What needs to be done :: Count how many lines in the data below include "illustration". Answer with the number only.

★ ★ ★ ★ ★

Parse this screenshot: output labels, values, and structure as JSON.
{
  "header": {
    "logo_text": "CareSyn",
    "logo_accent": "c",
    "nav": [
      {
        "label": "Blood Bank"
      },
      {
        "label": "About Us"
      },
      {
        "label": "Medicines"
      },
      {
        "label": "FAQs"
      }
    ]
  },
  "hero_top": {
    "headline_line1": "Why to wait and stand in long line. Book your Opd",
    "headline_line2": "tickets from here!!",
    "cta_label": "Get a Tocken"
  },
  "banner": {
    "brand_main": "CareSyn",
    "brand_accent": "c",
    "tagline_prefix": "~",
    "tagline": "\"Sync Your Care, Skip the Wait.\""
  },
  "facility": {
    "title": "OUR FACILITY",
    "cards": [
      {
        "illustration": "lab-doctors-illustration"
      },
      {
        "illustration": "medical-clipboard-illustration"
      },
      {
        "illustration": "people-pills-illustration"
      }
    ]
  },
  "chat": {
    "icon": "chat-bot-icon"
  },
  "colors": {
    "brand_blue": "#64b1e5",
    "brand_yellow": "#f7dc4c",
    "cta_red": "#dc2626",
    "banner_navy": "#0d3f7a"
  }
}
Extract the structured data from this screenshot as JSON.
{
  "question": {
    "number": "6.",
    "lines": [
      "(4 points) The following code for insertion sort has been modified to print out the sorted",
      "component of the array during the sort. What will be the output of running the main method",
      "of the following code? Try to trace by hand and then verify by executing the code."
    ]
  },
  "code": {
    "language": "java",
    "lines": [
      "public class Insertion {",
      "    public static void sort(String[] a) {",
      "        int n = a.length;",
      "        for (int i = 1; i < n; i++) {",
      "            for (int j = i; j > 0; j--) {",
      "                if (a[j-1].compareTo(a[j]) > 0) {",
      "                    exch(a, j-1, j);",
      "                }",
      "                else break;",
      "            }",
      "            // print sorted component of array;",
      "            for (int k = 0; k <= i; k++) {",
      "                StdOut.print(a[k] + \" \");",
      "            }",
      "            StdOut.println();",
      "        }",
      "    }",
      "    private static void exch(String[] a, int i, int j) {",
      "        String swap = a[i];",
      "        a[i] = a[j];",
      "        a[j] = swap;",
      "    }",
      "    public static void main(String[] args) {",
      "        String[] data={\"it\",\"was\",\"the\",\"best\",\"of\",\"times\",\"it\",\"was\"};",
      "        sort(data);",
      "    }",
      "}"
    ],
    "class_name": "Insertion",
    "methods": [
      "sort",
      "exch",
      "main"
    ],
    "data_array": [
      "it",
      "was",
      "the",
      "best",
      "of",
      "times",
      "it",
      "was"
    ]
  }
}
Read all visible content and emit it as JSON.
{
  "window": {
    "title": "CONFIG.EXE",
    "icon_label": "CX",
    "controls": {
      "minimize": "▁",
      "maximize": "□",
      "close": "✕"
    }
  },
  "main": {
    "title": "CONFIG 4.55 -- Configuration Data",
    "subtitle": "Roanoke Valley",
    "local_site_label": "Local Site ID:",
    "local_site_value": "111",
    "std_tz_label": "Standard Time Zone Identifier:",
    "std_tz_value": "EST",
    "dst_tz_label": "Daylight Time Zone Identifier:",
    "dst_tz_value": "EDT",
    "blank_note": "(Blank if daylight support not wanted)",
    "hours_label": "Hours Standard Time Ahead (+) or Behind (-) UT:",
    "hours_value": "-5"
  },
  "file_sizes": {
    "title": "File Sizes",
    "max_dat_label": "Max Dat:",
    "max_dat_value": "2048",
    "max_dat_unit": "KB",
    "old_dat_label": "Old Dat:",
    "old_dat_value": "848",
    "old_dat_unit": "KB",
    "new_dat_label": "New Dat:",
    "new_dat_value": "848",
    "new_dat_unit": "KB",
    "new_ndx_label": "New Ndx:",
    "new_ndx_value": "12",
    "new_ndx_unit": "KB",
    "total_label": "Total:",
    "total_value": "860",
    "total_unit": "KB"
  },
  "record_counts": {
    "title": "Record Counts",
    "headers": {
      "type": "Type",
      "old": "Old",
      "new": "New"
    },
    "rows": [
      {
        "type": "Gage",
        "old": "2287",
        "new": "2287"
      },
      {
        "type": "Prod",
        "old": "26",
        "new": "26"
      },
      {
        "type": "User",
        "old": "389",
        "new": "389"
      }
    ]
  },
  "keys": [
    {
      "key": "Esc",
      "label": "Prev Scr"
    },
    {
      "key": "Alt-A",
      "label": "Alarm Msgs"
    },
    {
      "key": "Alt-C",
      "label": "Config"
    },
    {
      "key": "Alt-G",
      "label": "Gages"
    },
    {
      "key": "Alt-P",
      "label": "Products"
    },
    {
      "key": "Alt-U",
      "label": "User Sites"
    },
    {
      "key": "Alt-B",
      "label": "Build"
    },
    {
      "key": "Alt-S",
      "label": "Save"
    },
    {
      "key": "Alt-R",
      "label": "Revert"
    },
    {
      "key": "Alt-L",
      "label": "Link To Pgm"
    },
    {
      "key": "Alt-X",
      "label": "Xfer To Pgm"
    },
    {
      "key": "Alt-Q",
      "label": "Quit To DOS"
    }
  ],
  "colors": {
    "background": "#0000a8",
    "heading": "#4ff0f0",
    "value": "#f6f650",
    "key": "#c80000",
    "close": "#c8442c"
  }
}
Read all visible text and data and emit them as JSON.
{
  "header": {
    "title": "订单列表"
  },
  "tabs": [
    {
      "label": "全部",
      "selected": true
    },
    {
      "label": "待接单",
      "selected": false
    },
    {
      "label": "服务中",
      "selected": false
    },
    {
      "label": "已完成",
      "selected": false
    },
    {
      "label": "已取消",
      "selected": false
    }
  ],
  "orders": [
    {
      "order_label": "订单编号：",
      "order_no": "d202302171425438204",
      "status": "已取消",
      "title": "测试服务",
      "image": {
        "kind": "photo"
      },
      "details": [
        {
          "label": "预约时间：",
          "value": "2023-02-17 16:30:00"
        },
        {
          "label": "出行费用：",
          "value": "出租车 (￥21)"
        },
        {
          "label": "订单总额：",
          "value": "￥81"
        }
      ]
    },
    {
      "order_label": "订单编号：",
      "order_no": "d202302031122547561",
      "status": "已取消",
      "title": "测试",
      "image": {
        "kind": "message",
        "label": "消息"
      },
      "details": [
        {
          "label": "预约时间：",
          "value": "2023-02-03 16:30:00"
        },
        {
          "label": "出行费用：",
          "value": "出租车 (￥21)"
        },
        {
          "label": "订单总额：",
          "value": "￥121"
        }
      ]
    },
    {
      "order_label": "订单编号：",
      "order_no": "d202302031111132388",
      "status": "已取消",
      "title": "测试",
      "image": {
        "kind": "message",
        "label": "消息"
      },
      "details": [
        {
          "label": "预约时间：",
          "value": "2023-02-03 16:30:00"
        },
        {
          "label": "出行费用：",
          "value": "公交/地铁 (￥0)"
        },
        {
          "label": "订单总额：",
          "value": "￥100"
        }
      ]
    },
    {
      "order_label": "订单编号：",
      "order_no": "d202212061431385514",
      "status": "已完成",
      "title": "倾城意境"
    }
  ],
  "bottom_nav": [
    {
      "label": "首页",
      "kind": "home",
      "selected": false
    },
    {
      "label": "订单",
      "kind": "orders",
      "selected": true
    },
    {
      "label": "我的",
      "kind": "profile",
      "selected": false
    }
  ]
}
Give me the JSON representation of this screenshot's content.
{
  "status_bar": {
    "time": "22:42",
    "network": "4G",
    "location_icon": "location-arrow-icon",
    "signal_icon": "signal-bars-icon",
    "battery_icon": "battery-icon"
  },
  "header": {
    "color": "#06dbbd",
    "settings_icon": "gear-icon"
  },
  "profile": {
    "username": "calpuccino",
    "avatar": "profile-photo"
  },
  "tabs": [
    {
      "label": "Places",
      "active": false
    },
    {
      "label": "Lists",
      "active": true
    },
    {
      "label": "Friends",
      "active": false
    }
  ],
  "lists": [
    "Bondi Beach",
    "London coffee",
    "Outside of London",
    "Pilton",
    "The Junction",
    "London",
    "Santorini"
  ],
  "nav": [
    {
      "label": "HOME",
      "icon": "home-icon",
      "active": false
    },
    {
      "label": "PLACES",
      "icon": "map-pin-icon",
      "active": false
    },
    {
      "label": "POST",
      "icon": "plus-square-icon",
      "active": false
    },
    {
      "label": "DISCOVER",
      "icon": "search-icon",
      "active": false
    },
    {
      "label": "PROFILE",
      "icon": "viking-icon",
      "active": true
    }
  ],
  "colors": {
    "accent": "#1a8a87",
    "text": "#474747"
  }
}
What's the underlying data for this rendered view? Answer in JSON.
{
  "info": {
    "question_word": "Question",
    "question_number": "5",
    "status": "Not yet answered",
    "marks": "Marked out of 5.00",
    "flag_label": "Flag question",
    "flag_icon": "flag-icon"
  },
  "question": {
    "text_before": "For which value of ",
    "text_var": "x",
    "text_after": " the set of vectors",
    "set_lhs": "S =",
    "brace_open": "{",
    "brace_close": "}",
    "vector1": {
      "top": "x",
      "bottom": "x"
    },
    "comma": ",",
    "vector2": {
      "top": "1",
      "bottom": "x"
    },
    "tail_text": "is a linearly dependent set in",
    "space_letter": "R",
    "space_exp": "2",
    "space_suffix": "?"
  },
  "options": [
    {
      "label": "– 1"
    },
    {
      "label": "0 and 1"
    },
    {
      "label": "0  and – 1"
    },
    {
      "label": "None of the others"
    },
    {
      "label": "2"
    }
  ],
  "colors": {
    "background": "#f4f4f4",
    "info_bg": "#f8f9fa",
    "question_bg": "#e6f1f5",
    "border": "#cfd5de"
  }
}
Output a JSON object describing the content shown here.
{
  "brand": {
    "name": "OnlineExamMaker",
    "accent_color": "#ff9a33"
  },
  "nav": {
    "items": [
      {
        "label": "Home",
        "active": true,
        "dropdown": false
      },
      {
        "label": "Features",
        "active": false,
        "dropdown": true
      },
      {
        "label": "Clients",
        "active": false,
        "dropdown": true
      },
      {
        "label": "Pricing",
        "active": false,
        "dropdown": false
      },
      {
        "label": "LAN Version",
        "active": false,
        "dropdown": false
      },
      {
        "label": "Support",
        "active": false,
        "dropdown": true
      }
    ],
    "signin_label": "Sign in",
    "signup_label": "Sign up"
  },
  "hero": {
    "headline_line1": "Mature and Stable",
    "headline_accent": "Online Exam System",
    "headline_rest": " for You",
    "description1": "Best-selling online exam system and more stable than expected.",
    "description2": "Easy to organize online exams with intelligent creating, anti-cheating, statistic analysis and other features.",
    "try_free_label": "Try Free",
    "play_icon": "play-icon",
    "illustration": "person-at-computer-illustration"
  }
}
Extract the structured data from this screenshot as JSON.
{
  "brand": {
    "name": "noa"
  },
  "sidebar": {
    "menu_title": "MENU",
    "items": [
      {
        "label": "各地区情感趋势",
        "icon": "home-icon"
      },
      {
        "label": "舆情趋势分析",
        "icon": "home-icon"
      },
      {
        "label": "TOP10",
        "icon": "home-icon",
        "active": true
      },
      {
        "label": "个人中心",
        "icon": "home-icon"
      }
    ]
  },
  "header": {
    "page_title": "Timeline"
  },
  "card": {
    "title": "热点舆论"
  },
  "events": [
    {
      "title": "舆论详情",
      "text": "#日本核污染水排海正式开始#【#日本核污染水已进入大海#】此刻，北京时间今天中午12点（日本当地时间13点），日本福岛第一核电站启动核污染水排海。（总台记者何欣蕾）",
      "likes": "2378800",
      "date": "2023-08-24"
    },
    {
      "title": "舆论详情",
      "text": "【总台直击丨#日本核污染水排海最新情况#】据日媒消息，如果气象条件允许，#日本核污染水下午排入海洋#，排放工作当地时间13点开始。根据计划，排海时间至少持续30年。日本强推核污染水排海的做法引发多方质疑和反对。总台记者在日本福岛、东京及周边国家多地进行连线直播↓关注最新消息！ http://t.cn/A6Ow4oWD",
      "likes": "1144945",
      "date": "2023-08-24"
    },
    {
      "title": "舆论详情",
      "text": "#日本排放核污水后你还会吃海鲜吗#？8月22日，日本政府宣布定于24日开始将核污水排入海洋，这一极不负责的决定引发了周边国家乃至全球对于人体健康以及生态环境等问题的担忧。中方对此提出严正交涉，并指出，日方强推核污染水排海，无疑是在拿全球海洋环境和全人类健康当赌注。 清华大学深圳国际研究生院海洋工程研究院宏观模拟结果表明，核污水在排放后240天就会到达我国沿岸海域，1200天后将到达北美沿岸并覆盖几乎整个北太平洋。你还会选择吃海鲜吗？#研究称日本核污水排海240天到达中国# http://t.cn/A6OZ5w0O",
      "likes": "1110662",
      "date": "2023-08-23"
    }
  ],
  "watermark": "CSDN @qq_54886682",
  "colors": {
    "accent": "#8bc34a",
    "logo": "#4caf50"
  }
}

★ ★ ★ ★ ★

Response :: 4